Most savings and assets are included in a means test, but some confusion has surrounded the subject of whether or not a person's home is included. To help clarify the situation, a person's home is not included in the means test if:

Can I keep my pension and benefits if I move into a care home?

If you are funded by the local authority you will be expected to use all of your income, including your pension and benefits to help fund your care except for a nominal sum of £21.90 (England) per week for your day to day spending money. However, if you are paid the Mobility component of the Disability Living Allowance you will continue to get this. If you are over 65 you will also be entitled to up to £5.25 per week of any savings credit.
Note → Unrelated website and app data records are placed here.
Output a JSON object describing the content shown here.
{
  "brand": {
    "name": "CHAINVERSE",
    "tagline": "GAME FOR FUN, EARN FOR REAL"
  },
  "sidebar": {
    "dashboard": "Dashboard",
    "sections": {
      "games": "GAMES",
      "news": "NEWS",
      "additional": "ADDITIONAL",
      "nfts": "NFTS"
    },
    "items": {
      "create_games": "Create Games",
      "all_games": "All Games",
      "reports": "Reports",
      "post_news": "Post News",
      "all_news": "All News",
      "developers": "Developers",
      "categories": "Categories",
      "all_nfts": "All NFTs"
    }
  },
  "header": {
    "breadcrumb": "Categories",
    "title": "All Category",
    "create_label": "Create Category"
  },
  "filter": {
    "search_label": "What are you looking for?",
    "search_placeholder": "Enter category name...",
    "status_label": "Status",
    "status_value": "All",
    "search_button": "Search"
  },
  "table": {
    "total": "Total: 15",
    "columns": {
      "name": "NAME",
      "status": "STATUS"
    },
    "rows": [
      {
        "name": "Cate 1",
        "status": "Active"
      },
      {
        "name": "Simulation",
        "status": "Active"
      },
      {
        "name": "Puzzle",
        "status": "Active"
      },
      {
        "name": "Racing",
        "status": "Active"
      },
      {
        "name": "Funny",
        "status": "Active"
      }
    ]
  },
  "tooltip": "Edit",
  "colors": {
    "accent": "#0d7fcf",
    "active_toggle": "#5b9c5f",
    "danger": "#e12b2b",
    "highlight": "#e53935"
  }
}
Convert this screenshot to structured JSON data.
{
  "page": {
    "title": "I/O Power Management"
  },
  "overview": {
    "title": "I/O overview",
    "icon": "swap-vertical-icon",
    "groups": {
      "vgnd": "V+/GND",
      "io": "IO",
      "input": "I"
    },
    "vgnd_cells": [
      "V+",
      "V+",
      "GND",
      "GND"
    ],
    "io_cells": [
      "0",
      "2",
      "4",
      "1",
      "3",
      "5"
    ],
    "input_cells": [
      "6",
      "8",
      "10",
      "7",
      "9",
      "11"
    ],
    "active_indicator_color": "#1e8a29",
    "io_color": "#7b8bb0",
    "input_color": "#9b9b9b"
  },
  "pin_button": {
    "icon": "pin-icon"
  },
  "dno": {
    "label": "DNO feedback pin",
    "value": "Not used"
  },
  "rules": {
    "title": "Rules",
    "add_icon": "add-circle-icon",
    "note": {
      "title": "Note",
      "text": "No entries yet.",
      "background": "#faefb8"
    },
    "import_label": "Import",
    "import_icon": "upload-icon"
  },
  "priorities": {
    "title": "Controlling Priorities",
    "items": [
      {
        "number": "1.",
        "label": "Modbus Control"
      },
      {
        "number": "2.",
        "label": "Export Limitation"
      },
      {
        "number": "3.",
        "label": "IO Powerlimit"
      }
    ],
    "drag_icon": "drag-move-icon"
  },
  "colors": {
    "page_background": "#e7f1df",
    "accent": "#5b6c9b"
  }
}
Do I have to sell my house?

When the local authority completes their financial assessment they will look at all of your assets including your home and pensions. They will only include your home if you live alone or if both of you are moving into a care home. There are specific rules regarding whether certain close relatives are able to continue to live at the home.

What is a 3rd Party Contribution?

If you are entitled to full local authority funding and the home that you choose is more expensive than the local authority is willing to pay, a 3rd party contribution may be paid. This contribution cannot be paid by the prospective resident themselves for legal reasons; however someone else can do so such as a friend or family member.

Is there any difference in funding for nursing care?

If you require nursing care you will be entitled to a contribution from the NHS towards the cost of the care that a Registered Nurse provides, regardless of whether you are privately or local authority funded. This is called Registered Nursing Care Contribution (RNCC).

Where someone needs ongoing specialist medical treatment, the state will pay for the full cost of care; this is called Continuing Care. If you think that you might be entitled to continuing care you should discuss this with your GP, hospital or care home staff. A referral may be made by the care home on behalf of a resident if they feel that the resident's needs have increased such that they may be entitled to continuing care funding.

An assessment is undertaken to decide whether someone is entitled to continuing care; there is an appeal process in the event that an application is turned down.

What happens if I run out of money?

If your capital falls below the upper limit whilst you are in a care home, you become 'depleted' and therefore you will be eligible for funding from the local authority. It is important that you keep the care home manager informed if this is likely to happen so that they can help you arrange the appropriate funding.

Can I get help in my own home?

It is possible that the local authority may be able to support you in your own home however this is down to individual authorities. They may assess your ability to contribute towards these costs just the same as if you required assistance with care home fees and you may be required to pay part or all of the costs accordingly.

You may be entitled to additional benefits to enable you to stay in your home as long as possible including: Disability Living Allowance, Attendance Allowance and Carers Allowance. Some benefits are not means tested, the Benefits Agency should be able to offer advice (Tel: 0800 009966).

Where can I get more advice?

Contact Us


  • Roxton Nursing Home
  • 154 Birmingham Road
  • Sutton Coldfield
  • B72 1LY
  • Tel: 0121 354 2621
  • Email: admin@roxton.biz

Inspections


  • NHS Continuing Healthcare - 99%
  • Birmingham Social Care Overall Quality Score - 95%